▶ **How to complete this task**:
Each of the records below must be reproduced verbatim.

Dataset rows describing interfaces
* * *

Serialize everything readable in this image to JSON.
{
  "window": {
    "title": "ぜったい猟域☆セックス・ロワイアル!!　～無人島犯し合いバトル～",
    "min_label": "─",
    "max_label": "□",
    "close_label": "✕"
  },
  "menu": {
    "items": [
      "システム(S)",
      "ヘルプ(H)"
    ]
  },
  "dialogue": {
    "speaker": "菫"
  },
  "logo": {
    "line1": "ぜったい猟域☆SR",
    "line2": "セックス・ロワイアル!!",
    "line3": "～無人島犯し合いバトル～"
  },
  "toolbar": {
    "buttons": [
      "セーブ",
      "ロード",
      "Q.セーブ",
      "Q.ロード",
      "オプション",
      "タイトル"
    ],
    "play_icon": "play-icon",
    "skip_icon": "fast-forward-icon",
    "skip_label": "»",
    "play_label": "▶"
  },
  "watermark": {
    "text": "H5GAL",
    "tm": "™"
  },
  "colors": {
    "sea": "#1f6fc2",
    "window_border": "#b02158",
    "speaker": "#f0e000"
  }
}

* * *

▶ **Response to this exercise**:
Serialize everything readable in this image to JSON.
{
  "window": {
    "title": "ぜったい猟域☆セックス・ロワイアル!!　～無人島犯し合いバトル～",
    "min_label": "─",
    "max_label": "□",
    "close_label": "✕"
  },
  "menu": {
    "items": [
      "システム(S)",
      "ヘルプ(H)"
    ]
  },
  "dialogue": {
    "speaker": "菫"
  },
  "logo": {
    "line1": "ぜったい猟域☆SR",
    "line2": "セックス・ロワイアル!!",
    "line3": "～無人島犯し合いバトル～"
  },
  "toolbar": {
    "buttons": [
      "セーブ",
      "ロード",
      "Q.セーブ",
      "Q.ロード",
      "オプション",
      "タイトル"
    ],
    "play_icon": "play-icon",
    "skip_icon": "fast-forward-icon",
    "skip_label": "»",
    "play_label": "▶"
  },
  "watermark": {
    "text": "H5GAL",
    "tm": "™"
  },
  "colors": {
    "sea": "#1f6fc2",
    "window_border": "#b02158",
    "speaker": "#f0e000"
  }
}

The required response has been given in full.